Data from rightmove has shown the number of first time buyers looking to purchase a property in the next twelve months has hit its highest level for three years. Interestingly this now also makes up about a third of all buyers looking to purchase in next year. Despite the woes of the wider economy there are more and more encouraging signs coming from the property market. Although nobody expects a sudden boom in the property market many believe we are out of the worst of it. The low UK new build rates and a pent up demand over the past few years seem to be driving the market and stabilising market conditions and prices. The importance of first time buyers to the rest of the property market is well documented. First time buyers are the property markets life blood and allow the first time buyers of the past to make their natural progression up the property ladder to larger and more expensive homes. It is great news that those first time buyers looking to buy in the next year have also hit the highest level since rightmove started to measure the data back in 2009. The number of first time buyers looking to purchase is a good key indicator of future property market performance and is bound to put upward pressure on house prices.
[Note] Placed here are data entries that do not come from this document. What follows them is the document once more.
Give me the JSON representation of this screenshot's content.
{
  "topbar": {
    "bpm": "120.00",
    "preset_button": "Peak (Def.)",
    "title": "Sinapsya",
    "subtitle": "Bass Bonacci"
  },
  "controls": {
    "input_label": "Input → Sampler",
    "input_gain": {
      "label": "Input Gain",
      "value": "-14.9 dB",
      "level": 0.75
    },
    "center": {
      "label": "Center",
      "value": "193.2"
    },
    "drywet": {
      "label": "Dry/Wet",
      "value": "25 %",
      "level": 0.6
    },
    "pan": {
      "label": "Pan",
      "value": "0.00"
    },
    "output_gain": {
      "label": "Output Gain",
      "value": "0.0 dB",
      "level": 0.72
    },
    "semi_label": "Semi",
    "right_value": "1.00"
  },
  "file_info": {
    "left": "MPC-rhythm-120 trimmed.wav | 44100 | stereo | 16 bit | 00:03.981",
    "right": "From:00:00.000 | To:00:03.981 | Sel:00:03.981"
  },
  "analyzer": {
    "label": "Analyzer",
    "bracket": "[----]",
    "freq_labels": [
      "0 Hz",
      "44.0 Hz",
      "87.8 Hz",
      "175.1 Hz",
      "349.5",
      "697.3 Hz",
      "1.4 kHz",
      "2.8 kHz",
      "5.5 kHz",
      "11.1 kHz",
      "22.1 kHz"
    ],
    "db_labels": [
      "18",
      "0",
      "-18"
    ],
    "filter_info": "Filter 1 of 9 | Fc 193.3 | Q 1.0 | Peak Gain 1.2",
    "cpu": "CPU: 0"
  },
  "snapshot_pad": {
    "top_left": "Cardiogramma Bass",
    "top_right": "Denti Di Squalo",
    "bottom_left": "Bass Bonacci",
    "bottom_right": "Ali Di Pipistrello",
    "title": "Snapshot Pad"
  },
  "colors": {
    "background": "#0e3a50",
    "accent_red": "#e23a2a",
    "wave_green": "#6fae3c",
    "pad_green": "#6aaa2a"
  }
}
Once prices start to move up in a regular pattern it has a snowball effect on market conditions. The property market does rely on market fundamentals like the availability of mortgage funding but is always driven by sentiment. Once home buyers start to have concerns that house prices are rising in their areas and they may be priced out of the market. They will buy more quickly and may be forced to consider other areas. This is often referred to as the ripple effect as buyers start to widen their searches and this stabilises the secondary and tertiary market areas. Before the credit crunch the number of first time buyers was running at around 40 percent of home buyers. The signs are that we are returning to more sensible levels of first time buyers. With the banks and other mortgage lenders repairing their battered balance sheets it is all starting to come together. So conditions for a slow and sustainable recovery in the property market are possible. This is also good news for the construction sector and building contractors. Many home buyers and sellers look to make alterations and start building projects to either prepare their properties for sale or change their new home to suit their needs and lifestyle choices. The other benefit to the construction industry and property developers is not only the opportunity to get their end sales from first time buyers but also from those who sell to first time buyers. Many new home buyers have been waiting for the allusive first time buyers of recent years to release them from their homes so they can trade up the property ladder. First time buyers are often less concerned about taking on properties that need work and development as they would rather compromise on the condition of the property rather than its geographical area. This also releases those who are looking to down size from family homes to smaller retirement homes. Many home owners who retire are looking for new low maintenance homes that allow them to enjoy their time and income rather than spend their limited resources on maintaining larger period properties.